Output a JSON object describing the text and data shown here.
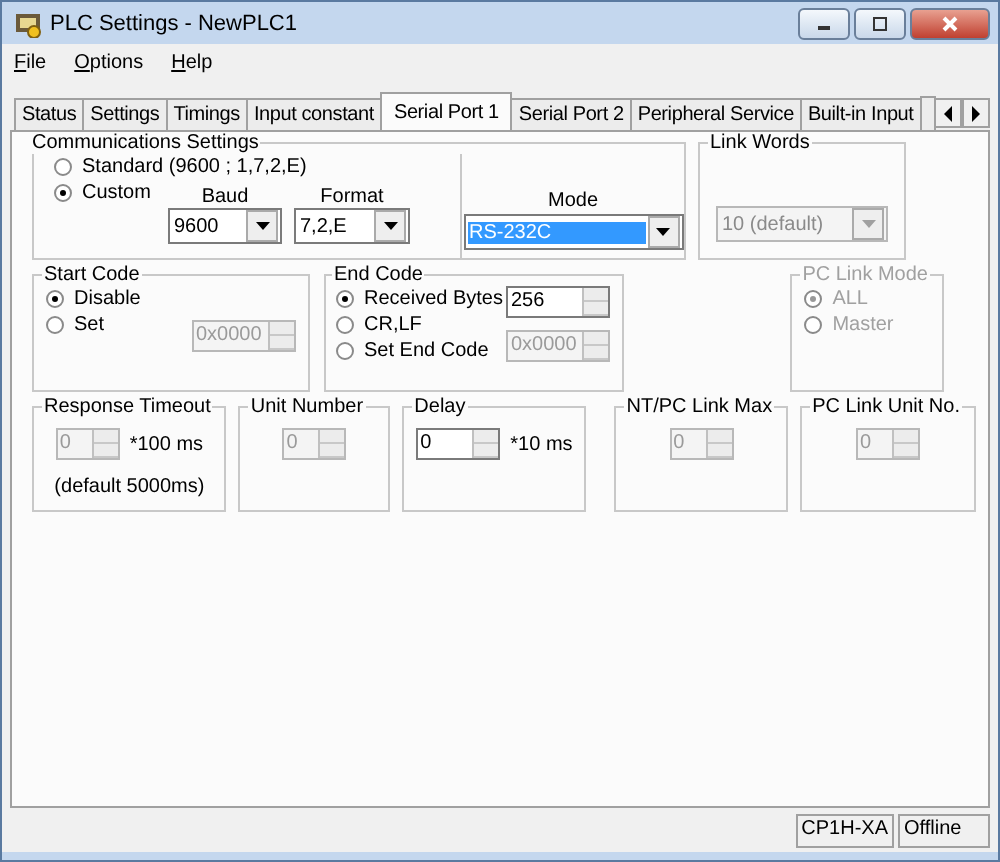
{
  "window": {
    "title": "PLC Settings - NewPLC1"
  },
  "menu": [
    {
      "label": "File"
    },
    {
      "label": "Options"
    },
    {
      "label": "Help"
    }
  ],
  "tabs": [
    {
      "label": "Status",
      "selected": false
    },
    {
      "label": "Settings",
      "selected": false
    },
    {
      "label": "Timings",
      "selected": false
    },
    {
      "label": "Input constant",
      "selected": false
    },
    {
      "label": "Serial Port 1",
      "selected": true
    },
    {
      "label": "Serial Port 2",
      "selected": false
    },
    {
      "label": "Peripheral Service",
      "selected": false
    },
    {
      "label": "Built-in Input",
      "selected": false
    }
  ],
  "communications": {
    "legend": "Communications Settings",
    "options": [
      {
        "label": "Standard (9600 ; 1,7,2,E)",
        "selected": false
      },
      {
        "label": "Custom",
        "selected": true
      }
    ],
    "baud": {
      "label": "Baud",
      "value": "9600"
    },
    "format": {
      "label": "Format",
      "value": "7,2,E"
    },
    "mode": {
      "label": "Mode",
      "value": "RS-232C"
    }
  },
  "link_words": {
    "legend": "Link Words",
    "value": "10 (default)",
    "disabled": true
  },
  "start_code": {
    "legend": "Start Code",
    "options": [
      {
        "label": "Disable",
        "selected": true
      },
      {
        "label": "Set",
        "selected": false
      }
    ],
    "value": "0x0000",
    "disabled": true
  },
  "end_code": {
    "legend": "End Code",
    "options": [
      {
        "label": "Received Bytes",
        "selected": true
      },
      {
        "label": "CR,LF",
        "selected": false
      },
      {
        "label": "Set End Code",
        "selected": false
      }
    ],
    "received_value": "256",
    "set_value": "0x0000"
  },
  "pc_link_mode": {
    "legend": "PC Link Mode",
    "disabled": true,
    "options": [
      {
        "label": "ALL",
        "selected": true
      },
      {
        "label": "Master",
        "selected": false
      }
    ]
  },
  "bottom_groups": [
    {
      "legend": "Response Timeout",
      "value": "0",
      "disabled": true,
      "unit": "*100 ms",
      "note": "(default 5000ms)"
    },
    {
      "legend": "Unit Number",
      "value": "0",
      "disabled": true
    },
    {
      "legend": "Delay",
      "value": "0",
      "disabled": false,
      "unit": "*10 ms"
    },
    {
      "legend": "NT/PC Link Max",
      "value": "0",
      "disabled": true
    },
    {
      "legend": "PC Link Unit No.",
      "value": "0",
      "disabled": true
    }
  ],
  "status_bar": [
    "CP1H-XA",
    "Offline"
  ]
}
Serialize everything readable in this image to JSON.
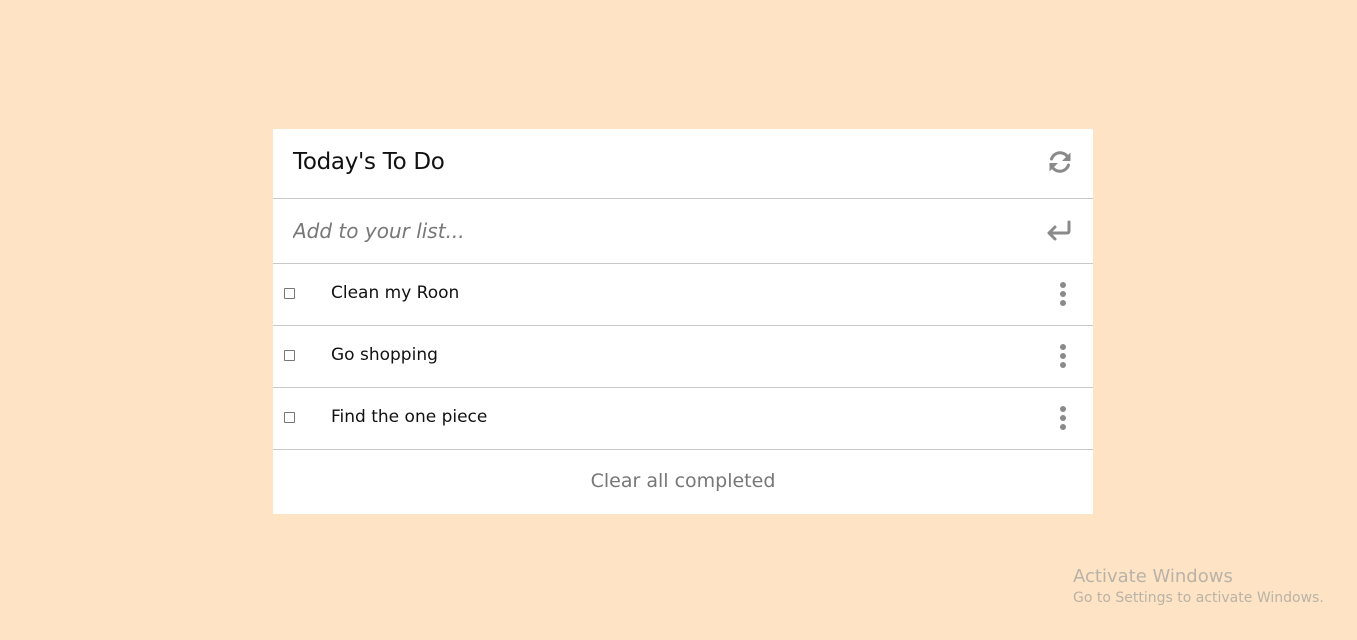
{
  "app": {
    "title": "Today's To Do",
    "refresh_icon": "refresh-icon"
  },
  "add": {
    "placeholder": "Add to your list...",
    "value": "",
    "submit_icon": "enter-icon"
  },
  "todos": [
    {
      "text": "Clean my Roon",
      "completed": false
    },
    {
      "text": "Go shopping",
      "completed": false
    },
    {
      "text": "Find the one piece",
      "completed": false
    }
  ],
  "footer": {
    "clear_label": "Clear all completed"
  },
  "watermark": {
    "title": "Activate Windows",
    "subtitle": "Go to Settings to activate Windows."
  },
  "colors": {
    "background": "#fee4c4",
    "card": "#ffffff",
    "divider": "#c8c8c8",
    "muted_text": "#777777"
  }
}
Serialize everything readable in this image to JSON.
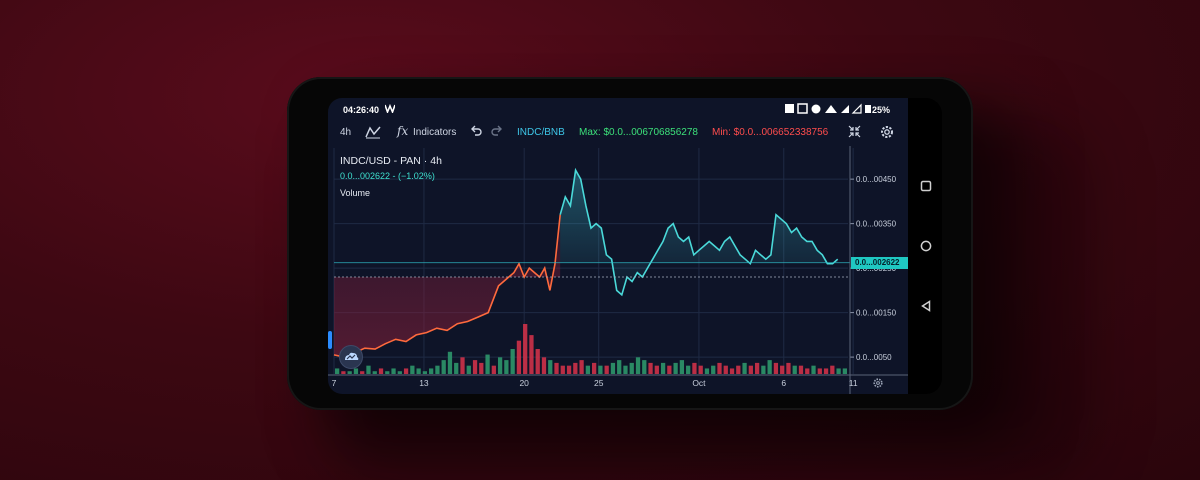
{
  "status_bar": {
    "time": "04:26:40",
    "battery": "25%"
  },
  "toolbar": {
    "interval": "4h",
    "fx_glyph": "fx",
    "indicators_label": "Indicators",
    "symbol": "INDC/BNB",
    "max_label": "Max: $0.0...006706856278",
    "min_label": "Min: $0.0...006652338756"
  },
  "legend": {
    "pair": "INDC/USD - PAN · 4h",
    "change": "0.0...002622 - (−1.02%)",
    "volume": "Volume"
  },
  "price_tag": "0.0...002622",
  "icons": {
    "app": "tradingview-w-icon",
    "chart_type": "area-chart-icon",
    "undo": "undo-icon",
    "redo": "redo-icon",
    "fullscreen": "collapse-icon",
    "settings": "gear-icon",
    "nav_square": "recent-apps-icon",
    "nav_circle": "home-icon",
    "nav_triangle": "back-icon"
  },
  "colors": {
    "up": "#4ad9d9",
    "down": "#ff6a3d",
    "up_volume": "#2f9e6e",
    "down_volume": "#d9334a",
    "background": "#0e1428"
  },
  "chart_data": {
    "type": "line",
    "x_ticks": [
      "7",
      "13",
      "20",
      "25",
      "Oct",
      "6",
      "11"
    ],
    "y_ticks": [
      "0.0...00450",
      "0.0...00350",
      "0.0...00250",
      "0.0...00150",
      "0.0...0050"
    ],
    "y_tick_values": [
      0.0045,
      0.0035,
      0.0025,
      0.0015,
      0.0005
    ],
    "ylim": [
      0.00012,
      0.0052
    ],
    "x_range": [
      0,
      100
    ],
    "price_line_value": 0.002622,
    "series": [
      {
        "role": "price",
        "x": [
          0,
          2,
          4,
          6,
          8,
          10,
          12,
          14,
          16,
          18,
          20,
          22,
          24,
          26,
          28,
          30,
          32,
          34,
          35,
          36,
          37,
          38,
          39,
          40,
          41,
          42,
          43,
          44,
          45,
          46,
          47,
          48,
          49,
          50,
          51,
          52,
          53,
          54,
          55,
          56,
          57,
          58,
          59,
          60,
          61,
          62,
          63,
          64,
          65,
          66,
          67,
          68,
          69,
          70,
          71,
          72,
          73,
          74,
          75,
          76,
          77,
          78,
          79,
          80,
          81,
          82,
          83,
          84,
          85,
          86,
          87,
          88,
          89,
          90,
          91,
          92,
          93,
          94,
          95,
          96,
          97,
          98
        ],
        "y": [
          0.00055,
          0.0005,
          0.0006,
          0.0007,
          0.00068,
          0.0008,
          0.0009,
          0.00085,
          0.001,
          0.00105,
          0.00115,
          0.0011,
          0.00125,
          0.0013,
          0.0014,
          0.0015,
          0.0021,
          0.0023,
          0.0024,
          0.0026,
          0.0023,
          0.0025,
          0.0024,
          0.0023,
          0.0025,
          0.002,
          0.0026,
          0.0037,
          0.0041,
          0.0039,
          0.0047,
          0.0045,
          0.0039,
          0.0034,
          0.0035,
          0.0034,
          0.0028,
          0.0027,
          0.002,
          0.0019,
          0.0023,
          0.0022,
          0.0024,
          0.0023,
          0.0025,
          0.0027,
          0.0029,
          0.0031,
          0.0034,
          0.0035,
          0.0032,
          0.0031,
          0.0032,
          0.0028,
          0.0029,
          0.003,
          0.0031,
          0.003,
          0.0029,
          0.0031,
          0.0032,
          0.003,
          0.0028,
          0.0027,
          0.0026,
          0.0029,
          0.0028,
          0.0027,
          0.0028,
          0.0037,
          0.0036,
          0.0035,
          0.0033,
          0.0034,
          0.0032,
          0.0031,
          0.0031,
          0.0029,
          0.0028,
          0.0026,
          0.0026,
          0.0027
        ]
      }
    ],
    "volume": [
      2,
      1,
      1,
      2,
      1,
      3,
      1,
      2,
      1,
      2,
      1,
      2,
      3,
      2,
      1,
      2,
      3,
      5,
      8,
      4,
      6,
      3,
      5,
      4,
      7,
      3,
      6,
      5,
      9,
      12,
      18,
      14,
      9,
      6,
      5,
      4,
      3,
      3,
      4,
      5,
      3,
      4,
      3,
      3,
      4,
      5,
      3,
      4,
      6,
      5,
      4,
      3,
      4,
      3,
      4,
      5,
      3,
      4,
      3,
      2,
      3,
      4,
      3,
      2,
      3,
      4,
      3,
      4,
      3,
      5,
      4,
      3,
      4,
      3,
      3,
      2,
      3,
      2,
      2,
      3,
      2,
      2
    ],
    "grid": true
  }
}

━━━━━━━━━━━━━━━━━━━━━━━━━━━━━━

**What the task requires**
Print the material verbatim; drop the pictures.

**Exercise answer**
Output a JSON object describing the text and data shown here.
{
  "window": {
    "title": "PLC Settings - NewPLC1"
  },
  "menu": [
    {
      "label": "File"
    },
    {
      "label": "Options"
    },
    {
      "label": "Help"
    }
  ],
  "tabs": [
    {
      "label": "Status",
      "selected": false
    },
    {
      "label": "Settings",
      "selected": false
    },
    {
      "label": "Timings",
      "selected": false
    },
    {
      "label": "Input constant",
      "selected": false
    },
    {
      "label": "Serial Port 1",
      "selected": true
    },
    {
      "label": "Serial Port 2",
      "selected": false
    },
    {
      "label": "Peripheral Service",
      "selected": false
    },
    {
      "label": "Built-in Input",
      "selected": false
    }
  ],
  "communications": {
    "legend": "Communications Settings",
    "options": [
      {
        "label": "Standard (9600 ; 1,7,2,E)",
        "selected": false
      },
      {
        "label": "Custom",
        "selected": true
      }
    ],
    "baud": {
      "label": "Baud",
      "value": "9600"
    },
    "format": {
      "label": "Format",
      "value": "7,2,E"
    },
    "mode": {
      "label": "Mode",
      "value": "RS-232C"
    }
  },
  "link_words": {
    "legend": "Link Words",
    "value": "10 (default)",
    "disabled": true
  },
  "start_code": {
    "legend": "Start Code",
    "options": [
      {
        "label": "Disable",
        "selected": true
      },
      {
        "label": "Set",
        "selected": false
      }
    ],
    "value": "0x0000",
    "disabled": true
  },
  "end_code": {
    "legend": "End Code",
    "options": [
      {
        "label": "Received Bytes",
        "selected": true
      },
      {
        "label": "CR,LF",
        "selected": false
      },
      {
        "label": "Set End Code",
        "selected": false
      }
    ],
    "received_value": "256",
    "set_value": "0x0000"
  },
  "pc_link_mode": {
    "legend": "PC Link Mode",
    "disabled": true,
    "options": [
      {
        "label": "ALL",
        "selected": true
      },
      {
        "label": "Master",
        "selected": false
      }
    ]
  },
  "bottom_groups": [
    {
      "legend": "Response Timeout",
      "value": "0",
      "disabled": true,
      "unit": "*100 ms",
      "note": "(default 5000ms)"
    },
    {
      "legend": "Unit Number",
      "value": "0",
      "disabled": true
    },
    {
      "legend": "Delay",
      "value": "0",
      "disabled": false,
      "unit": "*10 ms"
    },
    {
      "legend": "NT/PC Link Max",
      "value": "0",
      "disabled": true
    },
    {
      "legend": "PC Link Unit No.",
      "value": "0",
      "disabled": true
    }
  ],
  "status_bar": [
    "CP1H-XA",
    "Offline"
  ]
}
Serialize everything readable in this image to JSON.
{
  "app": {
    "title": "Today's To Do",
    "refresh_icon": "refresh-icon"
  },
  "add": {
    "placeholder": "Add to your list...",
    "value": "",
    "submit_icon": "enter-icon"
  },
  "todos": [
    {
      "text": "Clean my Roon",
      "completed": false
    },
    {
      "text": "Go shopping",
      "completed": false
    },
    {
      "text": "Find the one piece",
      "completed": false
    }
  ],
  "footer": {
    "clear_label": "Clear all completed"
  },
  "watermark": {
    "title": "Activate Windows",
    "subtitle": "Go to Settings to activate Windows."
  },
  "colors": {
    "background": "#fee4c4",
    "card": "#ffffff",
    "divider": "#c8c8c8",
    "muted_text": "#777777"
  }
}
Serialize everything readable in this image to JSON.
{
  "status_bar": {
    "time": "04:26:40",
    "battery": "25%"
  },
  "toolbar": {
    "interval": "4h",
    "fx_glyph": "fx",
    "indicators_label": "Indicators",
    "symbol": "INDC/BNB",
    "max_label": "Max: $0.0...006706856278",
    "min_label": "Min: $0.0...006652338756"
  },
  "legend": {
    "pair": "INDC/USD - PAN · 4h",
    "change": "0.0...002622 - (−1.02%)",
    "volume": "Volume"
  },
  "price_tag": "0.0...002622",
  "icons": {
    "app": "tradingview-w-icon",
    "chart_type": "area-chart-icon",
    "undo": "undo-icon",
    "redo": "redo-icon",
    "fullscreen": "collapse-icon",
    "settings": "gear-icon",
    "nav_square": "recent-apps-icon",
    "nav_circle": "home-icon",
    "nav_triangle": "back-icon"
  },
  "colors": {
    "up": "#4ad9d9",
    "down": "#ff6a3d",
    "up_volume": "#2f9e6e",
    "down_volume": "#d9334a",
    "background": "#0e1428"
  },
  "chart_data": {
    "type": "line",
    "x_ticks": [
      "7",
      "13",
      "20",
      "25",
      "Oct",
      "6",
      "11"
    ],
    "y_ticks": [
      "0.0...00450",
      "0.0...00350",
      "0.0...00250",
      "0.0...00150",
      "0.0...0050"
    ],
    "y_tick_values": [
      0.0045,
      0.0035,
      0.0025,
      0.0015,
      0.0005
    ],
    "ylim": [
      0.00012,
      0.0052
    ],
    "x_range": [
      0,
      100
    ],
    "price_line_value": 0.002622,
    "series": [
      {
        "role": "price",
        "x": [
          0,
          2,
          4,
          6,
          8,
          10,
          12,
          14,
          16,
          18,
          20,
          22,
          24,
          26,
          28,
          30,
          32,
          34,
          35,
          36,
          37,
          38,
          39,
          40,
          41,
          42,
          43,
          44,
          45,
          46,
          47,
          48,
          49,
          50,
          51,
          52,
          53,
          54,
          55,
          56,
          57,
          58,
          59,
          60,
          61,
          62,
          63,
          64,
          65,
          66,
          67,
          68,
          69,
          70,
          71,
          72,
          73,
          74,
          75,
          76,
          77,
          78,
          79,
          80,
          81,
          82,
          83,
          84,
          85,
          86,
          87,
          88,
          89,
          90,
          91,
          92,
          93,
          94,
          95,
          96,
          97,
          98
        ],
        "y": [
          0.00055,
          0.0005,
          0.0006,
          0.0007,
          0.00068,
          0.0008,
          0.0009,
          0.00085,
          0.001,
          0.00105,
          0.00115,
          0.0011,
          0.00125,
          0.0013,
          0.0014,
          0.0015,
          0.0021,
          0.0023,
          0.0024,
          0.0026,
          0.0023,
          0.0025,
          0.0024,
          0.0023,
          0.0025,
          0.002,
          0.0026,
          0.0037,
          0.0041,
          0.0039,
          0.0047,
          0.0045,
          0.0039,
          0.0034,
          0.0035,
          0.0034,
          0.0028,
          0.0027,
          0.002,
          0.0019,
          0.0023,
          0.0022,
          0.0024,
          0.0023,
          0.0025,
          0.0027,
          0.0029,
          0.0031,
          0.0034,
          0.0035,
          0.0032,
          0.0031,
          0.0032,
          0.0028,
          0.0029,
          0.003,
          0.0031,
          0.003,
          0.0029,
          0.0031,
          0.0032,
          0.003,
          0.0028,
          0.0027,
          0.0026,
          0.0029,
          0.0028,
          0.0027,
          0.0028,
          0.0037,
          0.0036,
          0.0035,
          0.0033,
          0.0034,
          0.0032,
          0.0031,
          0.0031,
          0.0029,
          0.0028,
          0.0026,
          0.0026,
          0.0027
        ]
      }
    ],
    "volume": [
      2,
      1,
      1,
      2,
      1,
      3,
      1,
      2,
      1,
      2,
      1,
      2,
      3,
      2,
      1,
      2,
      3,
      5,
      8,
      4,
      6,
      3,
      5,
      4,
      7,
      3,
      6,
      5,
      9,
      12,
      18,
      14,
      9,
      6,
      5,
      4,
      3,
      3,
      4,
      5,
      3,
      4,
      3,
      3,
      4,
      5,
      3,
      4,
      6,
      5,
      4,
      3,
      4,
      3,
      4,
      5,
      3,
      4,
      3,
      2,
      3,
      4,
      3,
      2,
      3,
      4,
      3,
      4,
      3,
      5,
      4,
      3,
      4,
      3,
      3,
      2,
      3,
      2,
      2,
      3,
      2,
      2
    ],
    "grid": true
  }
}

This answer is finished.